I think it’s safe to say that where the bicycle is concerned, it was love at first sight! Some of my happiest childhood memories are of exploring the quiet country lanes of Bury St Edmunds in Suffolk with my bike. As an adult, not much has changed except the bike is a bit bigger and I tend to explore a little bit further.
I think there’s huge value in getting somewhere under your own steam - even the smallest of journeys can teach you to appreciate things in a way that using motorised transport just can’t!
With a few cycle trips now under my belt, ranging from solo cycling 6000km along the North Sea-facing coasts of 8 countries, from Scotland to Norway, to overnight trips to Rotterdam and Paris with friends, I’ve learned a few things about packing up your bike for an adventure - big or small. Here are a few tips that I hope will help you prepare for your own adventure on 2 wheels! Warning: self-propelled adventures can be addictive!
- Pack light

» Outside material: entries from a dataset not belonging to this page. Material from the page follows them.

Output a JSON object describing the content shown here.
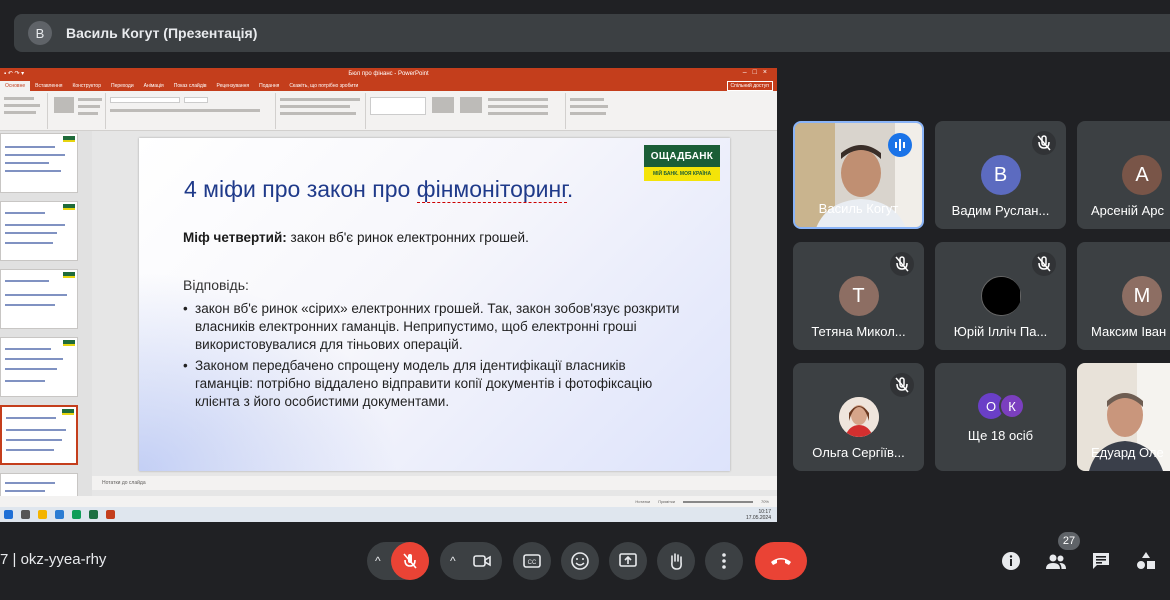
{
  "presenter_bar": {
    "avatar_letter": "В",
    "title": "Василь Когут (Презентація)"
  },
  "ppt": {
    "window_title": "Бюл про фінанс - PowerPoint",
    "tabs": [
      "Основне",
      "Вставлення",
      "Конструктор",
      "Переходи",
      "Анімація",
      "Показ слайдів",
      "Рецензування",
      "Подання",
      "Скажіть, що потрібно зробити"
    ],
    "share": "Спільний доступ",
    "notes_placeholder": "Нотатки до слайда",
    "status_items": [
      "Нотатки",
      "Примітки"
    ],
    "zoom": "70%",
    "clock": {
      "time": "10:17",
      "date": "17.05.2024"
    }
  },
  "slide": {
    "logo_top": "ОЩАДБАНК",
    "logo_bottom": "МІЙ БАНК. МОЯ КРАЇНА",
    "title_prefix": "4 міфи про закон про ",
    "title_underlined": "фінмоніторинг",
    "title_suffix": ".",
    "myth_label": "Міф четвертий:",
    "myth_text": " закон вб'є ринок електронних грошей.",
    "answer_label": "Відповідь:",
    "bullets": [
      " закон вб'є ринок «сірих» електронних грошей. Так, закон зобов'язує розкрити власників електронних гаманців. Неприпустимо, щоб електронні гроші використовувалися для тіньових операцій.",
      "Законом передбачено спрощену модель для ідентифікації власників гаманців: потрібно віддалено відправити копії документів і фотофіксацію клієнта з його особистими документами."
    ]
  },
  "participants": [
    {
      "name": "Василь Когут",
      "type": "video",
      "speaking": true
    },
    {
      "name": "Вадим Руслан...",
      "initial": "В",
      "color": "#5c6bc0",
      "muted": true
    },
    {
      "name": "Арсеній Арс",
      "initial": "А",
      "color": "#795548",
      "muted": true
    },
    {
      "name": "Тетяна Микол...",
      "initial": "Т",
      "color": "#8d6e63",
      "muted": true
    },
    {
      "name": "Юрій Ілліч Па...",
      "initial": "",
      "color": "#000000",
      "muted": true
    },
    {
      "name": "Максим Іван",
      "initial": "М",
      "color": "#8d6e63",
      "muted": true
    },
    {
      "name": "Ольга Сергіїв...",
      "initial": "",
      "color": "#e0c8b8",
      "muted": true
    },
    {
      "name": "Ще 18 осіб",
      "minis": [
        {
          "letter": "О",
          "color": "#6a3fc7"
        },
        {
          "letter": "К",
          "color": "#7b3fbf"
        }
      ]
    },
    {
      "name": "Едуард Оле",
      "type": "video"
    }
  ],
  "bottom": {
    "meeting_code": "7 | okz-yyea-rhy",
    "people_count": "27"
  }
}
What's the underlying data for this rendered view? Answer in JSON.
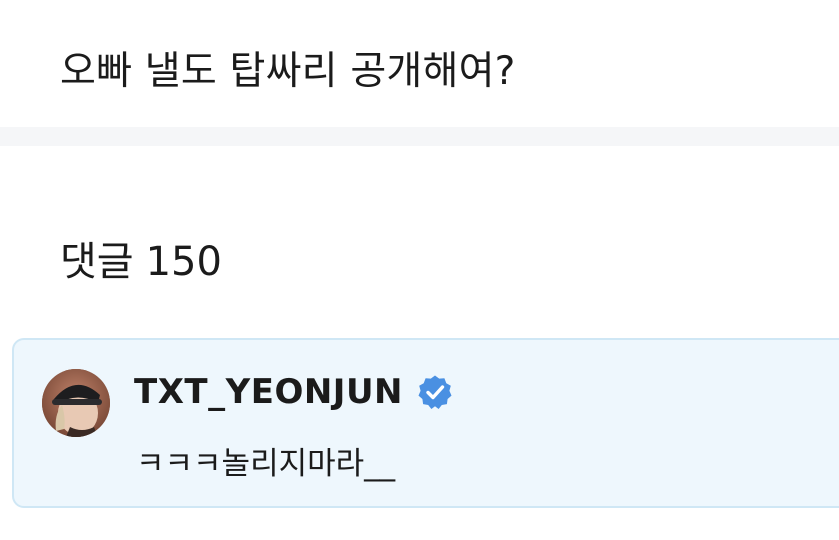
{
  "post": {
    "text": "오빠 낼도 탑싸리 공개해여?"
  },
  "comments": {
    "label": "댓글",
    "count": "150"
  },
  "pinned_comment": {
    "author": "TXT_YEONJUN",
    "verified_icon": "verified-badge-icon",
    "badge_color": "#4a90e2",
    "text": "ㅋㅋㅋ놀리지마라__"
  }
}
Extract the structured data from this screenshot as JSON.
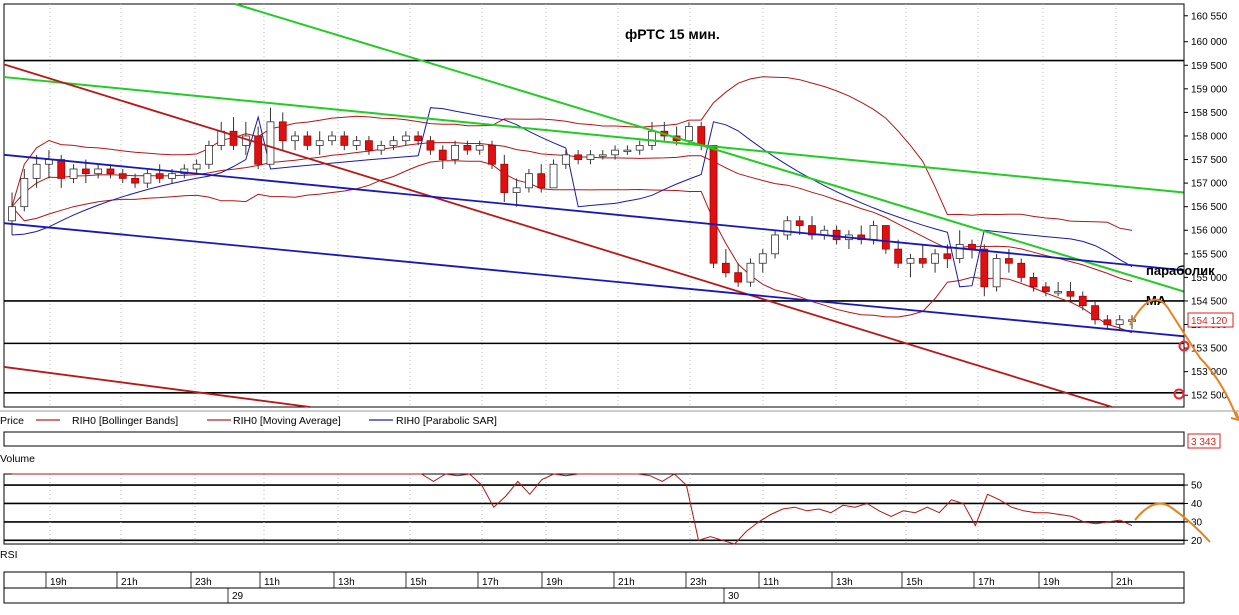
{
  "chart_data": [
    {
      "type": "candlestick",
      "title": "фРТС   15 мин.",
      "panel_label": "Price",
      "y_ticks": [
        "160 550",
        "160 000",
        "159 500",
        "159 000",
        "158 500",
        "158 000",
        "157 500",
        "157 000",
        "156 500",
        "156 000",
        "155 500",
        "155 000",
        "154 500",
        "154 000",
        "153 500",
        "153 000",
        "152 500"
      ],
      "ylim": [
        152250,
        160800
      ],
      "last_price_label": "154 120",
      "legend": [
        "RIH0 [Bollinger Bands]",
        "RIH0 [Moving Average]",
        "RIH0 [Parabolic SAR]"
      ],
      "annotations": [
        "параболик",
        "MA"
      ],
      "horizontal_levels": [
        159600,
        154500,
        153600,
        152550
      ],
      "candles": [
        {
          "o": 156200,
          "h": 156800,
          "l": 155900,
          "c": 156500
        },
        {
          "o": 156500,
          "h": 157300,
          "l": 156400,
          "c": 157100
        },
        {
          "o": 157100,
          "h": 157600,
          "l": 156900,
          "c": 157400
        },
        {
          "o": 157400,
          "h": 157700,
          "l": 157100,
          "c": 157500
        },
        {
          "o": 157500,
          "h": 157600,
          "l": 156900,
          "c": 157100
        },
        {
          "o": 157100,
          "h": 157400,
          "l": 157000,
          "c": 157300
        },
        {
          "o": 157300,
          "h": 157500,
          "l": 157000,
          "c": 157200
        },
        {
          "o": 157200,
          "h": 157400,
          "l": 157100,
          "c": 157300
        },
        {
          "o": 157300,
          "h": 157400,
          "l": 157100,
          "c": 157200
        },
        {
          "o": 157200,
          "h": 157300,
          "l": 157000,
          "c": 157100
        },
        {
          "o": 157100,
          "h": 157200,
          "l": 156900,
          "c": 157000
        },
        {
          "o": 157000,
          "h": 157300,
          "l": 156900,
          "c": 157200
        },
        {
          "o": 157200,
          "h": 157400,
          "l": 157000,
          "c": 157100
        },
        {
          "o": 157100,
          "h": 157300,
          "l": 157000,
          "c": 157200
        },
        {
          "o": 157200,
          "h": 157400,
          "l": 157100,
          "c": 157300
        },
        {
          "o": 157300,
          "h": 157500,
          "l": 157200,
          "c": 157400
        },
        {
          "o": 157400,
          "h": 157900,
          "l": 157300,
          "c": 157800
        },
        {
          "o": 157800,
          "h": 158300,
          "l": 157700,
          "c": 158100
        },
        {
          "o": 158100,
          "h": 158400,
          "l": 157700,
          "c": 157800
        },
        {
          "o": 157800,
          "h": 158300,
          "l": 157600,
          "c": 158000
        },
        {
          "o": 158000,
          "h": 158200,
          "l": 157300,
          "c": 157400
        },
        {
          "o": 157400,
          "h": 158600,
          "l": 157400,
          "c": 158300
        },
        {
          "o": 158300,
          "h": 158500,
          "l": 157700,
          "c": 157900
        },
        {
          "o": 157900,
          "h": 158100,
          "l": 157700,
          "c": 158000
        },
        {
          "o": 158000,
          "h": 158100,
          "l": 157700,
          "c": 157800
        },
        {
          "o": 157800,
          "h": 158100,
          "l": 157600,
          "c": 157900
        },
        {
          "o": 157900,
          "h": 158100,
          "l": 157800,
          "c": 158000
        },
        {
          "o": 158000,
          "h": 158100,
          "l": 157700,
          "c": 157800
        },
        {
          "o": 157800,
          "h": 158000,
          "l": 157700,
          "c": 157900
        },
        {
          "o": 157900,
          "h": 158000,
          "l": 157600,
          "c": 157700
        },
        {
          "o": 157700,
          "h": 157900,
          "l": 157600,
          "c": 157800
        },
        {
          "o": 157800,
          "h": 158000,
          "l": 157700,
          "c": 157900
        },
        {
          "o": 157900,
          "h": 158100,
          "l": 157800,
          "c": 158000
        },
        {
          "o": 158000,
          "h": 158100,
          "l": 157800,
          "c": 157900
        },
        {
          "o": 157900,
          "h": 158000,
          "l": 157600,
          "c": 157700
        },
        {
          "o": 157700,
          "h": 157800,
          "l": 157300,
          "c": 157500
        },
        {
          "o": 157500,
          "h": 157900,
          "l": 157400,
          "c": 157800
        },
        {
          "o": 157800,
          "h": 157900,
          "l": 157600,
          "c": 157700
        },
        {
          "o": 157700,
          "h": 157900,
          "l": 157600,
          "c": 157800
        },
        {
          "o": 157800,
          "h": 157900,
          "l": 157300,
          "c": 157400
        },
        {
          "o": 157400,
          "h": 157600,
          "l": 156600,
          "c": 156800
        },
        {
          "o": 156800,
          "h": 157100,
          "l": 156500,
          "c": 156900
        },
        {
          "o": 156900,
          "h": 157300,
          "l": 156800,
          "c": 157200
        },
        {
          "o": 157200,
          "h": 157400,
          "l": 156800,
          "c": 156900
        },
        {
          "o": 156900,
          "h": 157500,
          "l": 156900,
          "c": 157400
        },
        {
          "o": 157400,
          "h": 157700,
          "l": 157300,
          "c": 157600
        },
        {
          "o": 157600,
          "h": 157700,
          "l": 157400,
          "c": 157500
        },
        {
          "o": 157500,
          "h": 157700,
          "l": 157400,
          "c": 157600
        },
        {
          "o": 157600,
          "h": 157700,
          "l": 157500,
          "c": 157600
        },
        {
          "o": 157600,
          "h": 157800,
          "l": 157500,
          "c": 157700
        },
        {
          "o": 157700,
          "h": 157800,
          "l": 157600,
          "c": 157700
        },
        {
          "o": 157700,
          "h": 157900,
          "l": 157600,
          "c": 157800
        },
        {
          "o": 157800,
          "h": 158300,
          "l": 157700,
          "c": 158100
        },
        {
          "o": 158100,
          "h": 158300,
          "l": 157900,
          "c": 158000
        },
        {
          "o": 158000,
          "h": 158200,
          "l": 157800,
          "c": 157900
        },
        {
          "o": 157900,
          "h": 158300,
          "l": 157800,
          "c": 158200
        },
        {
          "o": 158200,
          "h": 158300,
          "l": 157700,
          "c": 157800
        },
        {
          "o": 157800,
          "h": 157800,
          "l": 155200,
          "c": 155300
        },
        {
          "o": 155300,
          "h": 155600,
          "l": 155000,
          "c": 155100
        },
        {
          "o": 155100,
          "h": 155300,
          "l": 154800,
          "c": 154900
        },
        {
          "o": 154900,
          "h": 155400,
          "l": 154800,
          "c": 155300
        },
        {
          "o": 155300,
          "h": 155600,
          "l": 155100,
          "c": 155500
        },
        {
          "o": 155500,
          "h": 156000,
          "l": 155400,
          "c": 155900
        },
        {
          "o": 155900,
          "h": 156300,
          "l": 155800,
          "c": 156200
        },
        {
          "o": 156200,
          "h": 156300,
          "l": 155900,
          "c": 156100
        },
        {
          "o": 156100,
          "h": 156300,
          "l": 155800,
          "c": 155900
        },
        {
          "o": 155900,
          "h": 156100,
          "l": 155800,
          "c": 156000
        },
        {
          "o": 156000,
          "h": 156100,
          "l": 155700,
          "c": 155800
        },
        {
          "o": 155800,
          "h": 156000,
          "l": 155600,
          "c": 155900
        },
        {
          "o": 155900,
          "h": 156100,
          "l": 155700,
          "c": 155800
        },
        {
          "o": 155800,
          "h": 156200,
          "l": 155700,
          "c": 156100
        },
        {
          "o": 156100,
          "h": 156100,
          "l": 155500,
          "c": 155600
        },
        {
          "o": 155600,
          "h": 155800,
          "l": 155200,
          "c": 155300
        },
        {
          "o": 155300,
          "h": 155500,
          "l": 155000,
          "c": 155400
        },
        {
          "o": 155400,
          "h": 155700,
          "l": 155200,
          "c": 155300
        },
        {
          "o": 155300,
          "h": 155600,
          "l": 155100,
          "c": 155500
        },
        {
          "o": 155500,
          "h": 155700,
          "l": 155200,
          "c": 155400
        },
        {
          "o": 155400,
          "h": 156000,
          "l": 155300,
          "c": 155700
        },
        {
          "o": 155700,
          "h": 155800,
          "l": 155400,
          "c": 155600
        },
        {
          "o": 155600,
          "h": 155700,
          "l": 154600,
          "c": 154800
        },
        {
          "o": 154800,
          "h": 155500,
          "l": 154700,
          "c": 155400
        },
        {
          "o": 155400,
          "h": 155600,
          "l": 155100,
          "c": 155300
        },
        {
          "o": 155300,
          "h": 155400,
          "l": 154900,
          "c": 155000
        },
        {
          "o": 155000,
          "h": 155100,
          "l": 154700,
          "c": 154800
        },
        {
          "o": 154800,
          "h": 154900,
          "l": 154600,
          "c": 154700
        },
        {
          "o": 154700,
          "h": 154900,
          "l": 154600,
          "c": 154700
        },
        {
          "o": 154700,
          "h": 154900,
          "l": 154500,
          "c": 154600
        },
        {
          "o": 154600,
          "h": 154700,
          "l": 154300,
          "c": 154400
        },
        {
          "o": 154400,
          "h": 154500,
          "l": 154000,
          "c": 154100
        },
        {
          "o": 154100,
          "h": 154200,
          "l": 153900,
          "c": 154000
        },
        {
          "o": 154000,
          "h": 154200,
          "l": 153900,
          "c": 154100
        },
        {
          "o": 154100,
          "h": 154200,
          "l": 153900,
          "c": 154100
        }
      ]
    },
    {
      "type": "bar",
      "panel_label": "Volume",
      "last_value_label": "3 343"
    },
    {
      "type": "line",
      "panel_label": "RSI",
      "y_ticks": [
        "50",
        "40",
        "30",
        "20"
      ],
      "ylim": [
        18,
        56
      ],
      "levels": [
        50,
        40,
        30,
        20
      ],
      "values": [
        60,
        58,
        62,
        59,
        60,
        61,
        60,
        58,
        59,
        57,
        60,
        61,
        60,
        59,
        58,
        61,
        65,
        68,
        62,
        64,
        58,
        66,
        60,
        59,
        57,
        58,
        60,
        57,
        58,
        56,
        57,
        59,
        61,
        59,
        56,
        52,
        58,
        55,
        57,
        50,
        38,
        44,
        52,
        45,
        53,
        58,
        55,
        56,
        56,
        58,
        56,
        57,
        63,
        55,
        52,
        60,
        50,
        20,
        22,
        20,
        18,
        25,
        30,
        34,
        37,
        38,
        36,
        37,
        35,
        39,
        38,
        40,
        36,
        33,
        36,
        35,
        38,
        35,
        42,
        40,
        28,
        45,
        42,
        38,
        36,
        35,
        35,
        34,
        33,
        30,
        29,
        30,
        31,
        28
      ]
    }
  ],
  "time_axis": {
    "hours": [
      "19h",
      "21h",
      "23h",
      "11h",
      "13h",
      "15h",
      "17h",
      "19h",
      "21h",
      "23h",
      "11h",
      "13h",
      "15h",
      "17h",
      "19h",
      "21h"
    ],
    "dates": [
      "29",
      "30"
    ]
  }
}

It can be tempting to bring any number of “just in case” items but when you hit your first big hill, or you get a visit from Helga the 20mph Headwind, you’ll really regret bringing anything that isn’t absolutely necessary. Pack clothes that are multi-purpose and don’t be afraid to wear things for a few days in a row - fabrics like bamboo are brilliant for being anti-bacterial and odour resistant. I have one set of clothes for on the bike (bike shorts, bike jersey) and one set of clothes for off the bike (bamboo leggings and a bamboo t-shirt - I can sleep in both of these, wear them if I head out to the pub and the leggings add extra warmth whilst still being breathable enough to wear on the bike if I need to). If I’m camping then I have a down jacket and an extra-long sleeved baselayer - again, the baselayer doubles up as something I can wear under my jersey if the weather turns. A lightweight waterproof (like the Cefira superlight wind jacket) that you can pack down small is great and will also act as a windbreaker if needs be. Your legs will thank you for packing light!
- Fuel Your Engine
As well as making sure to eat hearty main meals, snacking little and makes a happy cyclist. I always have a trail mix in a ziplock bag and a couple of snack bars handy. Whatever you bring, make sure it’s accessible and convenient to eat as you ride. It’s also really important to stay hydrated. I travel with 2 x 1 litre water bottles - usually putting electrolytes in one and just water in the other. Unless you’re going somewhere really remote, you can nearly always top up along the way and this saves you having to carry extra water (see point 1!)
If you are using a ferry or a train for part of your adventure, make sure to reserve space for your bike early. Each company is different but some may have limited space for bikes so it’s always good to check this out in advance!
- Get Your Legs Ready
The more you get your legs used to cycling, the more you’ll enjoy your adventure and the less time you’ll spend in your pain cave. That’s not to say you have to be doing hundreds of miles each week, but it is a good idea to build up your mileage in the run up to the trip - bear in mind that you’ll have a bit of extra weight on the bike, too. Going from zero to hero is mostly a recipe for very grumpy legs! I also carry a lacrosse ball with me for longer trips so I can self-massage and target any muscle niggles as I go.
- Get Your Bike Ready / Learn Some Basic Maintenance
Making sure your bike is in good condition before you set off will save you a lot of trouble later on! If your bike has been neglected for a while or has been out tackling the winter elements, the chain could have rusted. Even if it hasn’t, it could almost definitely do with a good clean and a relubrication! I always get my bike serviced before a big trip to make sure it’s ready to go! Visit your local Liv retailer to get booked in. It’s also a good idea to make sure you know how to fix a few basics. If you’re off adventuring, chances are you’ll be on unfamiliar roads - some of which sadly might have a pretty rough surface with a few potholes! This combined with extra weight on the bike might mean you’re more susceptible to punctures but if you’re prepared then it doesn’t need to be anything more than a minor inconvenience. I tend to bring a spare inner tube and (and also a spare folding tyre in case something has gone REALLY wrong) rather than relying on a puncture repair kit as it’s a bit quicker but this is just preference! I would also thoroughly recommend getting a proper bike fit done. This is invaluable for maximising comfort, increasing efficiency and preventing injuries. Those little niggles soon add up over a few miles!
- Appreciate it!
Take time to appreciate the journey, not just the destination. I always try to leave a bit of extra time in my schedule so I can take photos, etc. without stressing. Memories fade quicker than you might think and I love having something to look back on. Some views are worth stopping for...